Por otro lado, hubo un fruto inesperado de mi búsqueda de datos de contacto para la editorial y la traductora. Descubrí que Isabel Campoy es poeta y autora de sus propios libros para niños y muchas veces colabora con Alma Flor Ada. Se puede comprar sus libros en DelSolBooks.com. (No tengo nada que ver con el sitio, sólo me interesa promover la literatura bilingüe para niños, ¡pero de calidad!)
UPDATE: I called Houghton Mifflin Harcourt and I was given an email address to contact the editorial staff. I sent a message about the errors. Hopefully it reaches someone who cares and has the power to correct them!
I had two recent encounters with Spanish mixed right smack dab in with English as part of the American experience. Just like that!
The episode of This American Life from November 8th featured a story about Chris García (who also happens to be a comedian), his father, and a conversation they had while driving along a familiar route through Los Angeles.

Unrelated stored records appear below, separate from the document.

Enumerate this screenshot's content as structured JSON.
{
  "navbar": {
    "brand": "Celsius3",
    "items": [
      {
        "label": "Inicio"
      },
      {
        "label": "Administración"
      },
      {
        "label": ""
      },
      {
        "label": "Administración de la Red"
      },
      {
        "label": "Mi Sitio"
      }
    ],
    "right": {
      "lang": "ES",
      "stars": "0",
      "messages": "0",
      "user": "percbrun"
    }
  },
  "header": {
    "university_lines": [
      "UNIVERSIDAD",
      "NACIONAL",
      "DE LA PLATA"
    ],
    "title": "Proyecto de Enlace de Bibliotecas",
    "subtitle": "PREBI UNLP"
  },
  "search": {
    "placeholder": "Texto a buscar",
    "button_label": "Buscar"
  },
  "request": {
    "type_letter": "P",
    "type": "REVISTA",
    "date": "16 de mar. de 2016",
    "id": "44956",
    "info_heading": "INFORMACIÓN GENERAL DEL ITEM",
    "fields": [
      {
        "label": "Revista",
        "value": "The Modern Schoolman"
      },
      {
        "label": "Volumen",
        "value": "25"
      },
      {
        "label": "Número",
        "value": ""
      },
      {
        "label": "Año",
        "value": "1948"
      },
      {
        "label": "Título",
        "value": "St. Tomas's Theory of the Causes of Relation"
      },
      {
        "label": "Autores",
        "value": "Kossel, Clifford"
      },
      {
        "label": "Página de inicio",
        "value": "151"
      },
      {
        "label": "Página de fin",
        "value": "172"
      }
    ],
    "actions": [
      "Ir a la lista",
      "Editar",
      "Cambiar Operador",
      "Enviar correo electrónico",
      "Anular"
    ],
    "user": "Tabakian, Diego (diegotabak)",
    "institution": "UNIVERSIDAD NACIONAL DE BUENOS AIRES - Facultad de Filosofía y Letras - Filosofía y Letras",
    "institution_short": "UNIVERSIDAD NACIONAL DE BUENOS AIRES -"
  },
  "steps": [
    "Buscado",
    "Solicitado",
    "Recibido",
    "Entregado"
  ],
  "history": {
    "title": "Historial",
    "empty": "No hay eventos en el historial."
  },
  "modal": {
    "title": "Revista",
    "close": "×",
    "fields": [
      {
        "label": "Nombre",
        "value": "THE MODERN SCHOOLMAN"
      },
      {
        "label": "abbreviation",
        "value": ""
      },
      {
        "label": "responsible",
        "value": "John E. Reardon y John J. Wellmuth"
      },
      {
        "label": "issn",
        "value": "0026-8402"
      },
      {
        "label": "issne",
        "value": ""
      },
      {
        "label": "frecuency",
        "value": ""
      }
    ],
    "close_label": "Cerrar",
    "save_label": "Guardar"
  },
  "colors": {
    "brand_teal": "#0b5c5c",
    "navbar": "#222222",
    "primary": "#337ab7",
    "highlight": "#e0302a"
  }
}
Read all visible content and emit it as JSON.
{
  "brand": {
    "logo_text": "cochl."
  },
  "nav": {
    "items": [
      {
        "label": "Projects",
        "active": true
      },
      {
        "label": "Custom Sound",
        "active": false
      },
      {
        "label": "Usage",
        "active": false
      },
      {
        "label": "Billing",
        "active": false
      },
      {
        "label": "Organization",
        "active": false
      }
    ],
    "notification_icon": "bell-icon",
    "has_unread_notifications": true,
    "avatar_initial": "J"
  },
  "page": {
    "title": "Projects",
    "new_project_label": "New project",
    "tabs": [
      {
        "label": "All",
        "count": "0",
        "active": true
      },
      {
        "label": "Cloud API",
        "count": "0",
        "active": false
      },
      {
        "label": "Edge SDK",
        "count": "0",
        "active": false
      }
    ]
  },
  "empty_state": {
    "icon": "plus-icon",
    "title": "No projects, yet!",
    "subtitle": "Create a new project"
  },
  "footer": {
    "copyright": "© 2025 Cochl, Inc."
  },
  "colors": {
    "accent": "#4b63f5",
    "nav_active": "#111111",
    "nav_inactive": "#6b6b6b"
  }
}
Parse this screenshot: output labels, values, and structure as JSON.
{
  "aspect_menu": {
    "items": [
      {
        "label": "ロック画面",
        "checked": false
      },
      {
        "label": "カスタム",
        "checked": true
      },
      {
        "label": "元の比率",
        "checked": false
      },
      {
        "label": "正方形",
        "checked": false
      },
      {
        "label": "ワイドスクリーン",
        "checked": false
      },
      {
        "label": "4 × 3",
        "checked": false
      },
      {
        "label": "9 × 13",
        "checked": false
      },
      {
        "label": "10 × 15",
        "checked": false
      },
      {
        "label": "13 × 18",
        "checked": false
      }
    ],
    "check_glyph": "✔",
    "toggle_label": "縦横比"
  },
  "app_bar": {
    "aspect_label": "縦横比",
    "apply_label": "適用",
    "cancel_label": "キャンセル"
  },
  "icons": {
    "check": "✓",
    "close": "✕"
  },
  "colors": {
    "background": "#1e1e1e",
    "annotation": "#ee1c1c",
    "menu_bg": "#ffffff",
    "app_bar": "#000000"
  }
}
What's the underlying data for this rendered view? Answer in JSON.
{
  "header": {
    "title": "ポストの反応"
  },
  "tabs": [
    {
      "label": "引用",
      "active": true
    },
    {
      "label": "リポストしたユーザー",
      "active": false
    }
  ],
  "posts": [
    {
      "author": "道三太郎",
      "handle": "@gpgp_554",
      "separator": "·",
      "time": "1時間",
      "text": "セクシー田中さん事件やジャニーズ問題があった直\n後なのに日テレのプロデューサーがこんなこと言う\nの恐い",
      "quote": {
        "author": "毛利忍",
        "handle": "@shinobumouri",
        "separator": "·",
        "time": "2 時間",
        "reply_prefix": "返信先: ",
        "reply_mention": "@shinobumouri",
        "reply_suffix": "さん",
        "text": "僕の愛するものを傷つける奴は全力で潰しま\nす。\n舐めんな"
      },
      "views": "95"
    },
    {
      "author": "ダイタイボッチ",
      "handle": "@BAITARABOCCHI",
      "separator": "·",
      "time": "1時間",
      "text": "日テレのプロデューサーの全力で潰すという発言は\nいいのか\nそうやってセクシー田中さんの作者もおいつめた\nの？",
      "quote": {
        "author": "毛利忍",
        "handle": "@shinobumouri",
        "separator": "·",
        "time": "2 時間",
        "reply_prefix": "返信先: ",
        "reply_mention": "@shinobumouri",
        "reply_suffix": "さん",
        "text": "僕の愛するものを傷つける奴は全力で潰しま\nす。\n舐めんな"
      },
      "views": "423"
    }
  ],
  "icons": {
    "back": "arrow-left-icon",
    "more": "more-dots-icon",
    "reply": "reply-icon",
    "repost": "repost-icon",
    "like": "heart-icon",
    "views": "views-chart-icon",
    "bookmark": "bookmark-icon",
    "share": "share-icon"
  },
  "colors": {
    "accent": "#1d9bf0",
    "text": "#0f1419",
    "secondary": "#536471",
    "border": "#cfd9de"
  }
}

Chris and his father speak Spanish/Spanglish with one another, and although Chris narrates the story and retells their conversation in English, you can catch snippets of their original conversation which Chris recorded on his phone. The story is quite touching so I won’t give much more away about the content or context of their conversation, but there were a couple of things I found interesting from a linguistic point of view:
Chris refers to his father as “Dad”
Chris responds affirmatively with “uh-huh” and “yeah”
Chris states the number 218 as “dos eighteen” (then “dos uno ocho,” but never “dos dieciocho” or “two eighteen”)
The choices we make when code-switching are always fascinating to me. Using English words or phrases that make more sense than their Spanish translations in the context of driving around L.A. (e.g. “ride” and “high school”) was no surprise to me, but I was especially intrigued by the code-switching in the middle of expressing one single number. (I could just be behind on my scholarly reading.)
My other encounter was in All the Pretty Horses by Cormac McCarthy. To me this was a very American novel, full of cowboys and ranches, bootstrap ambitions, and descriptions of sunsets across the untamed West, but perhaps unlike other samples of traditional Americana there are stretches of dialogue in Spanish without translations. (Either McCarthy himself is bilingual or he collaborates with someone to write the passages, and so far the internet hasn’t helped me to figure out which it is.) The main character is a Texan who grows up speaking English and Spanish and who crosses the border into Mexico and back. Another interesting aspect of the book is that several of the Mexican characters located in Mexico are portrayed as completely competent communicating in English. The speech of others is portrayed as broken or with an accent. Overall I found McCarthy’s treatment of dialect and idiolect as varied and realistic, rather than monolithic and stereotypical.
As a bilingual reader, I felt like a special member of a particular audience that McCarthy knew would have a certain sensibility and that would comprehend his novel without the aid of outside sources (such as the many websites featuring translations of the Spanish passages). That’s probably just a stretch of both my imagination and my ego, but you never know…
McCarthy has written a number of novels and screenplays that take place along the US-Mexico border, of which several have been adapted for film including All the Pretty Horses and No Country for Old Men.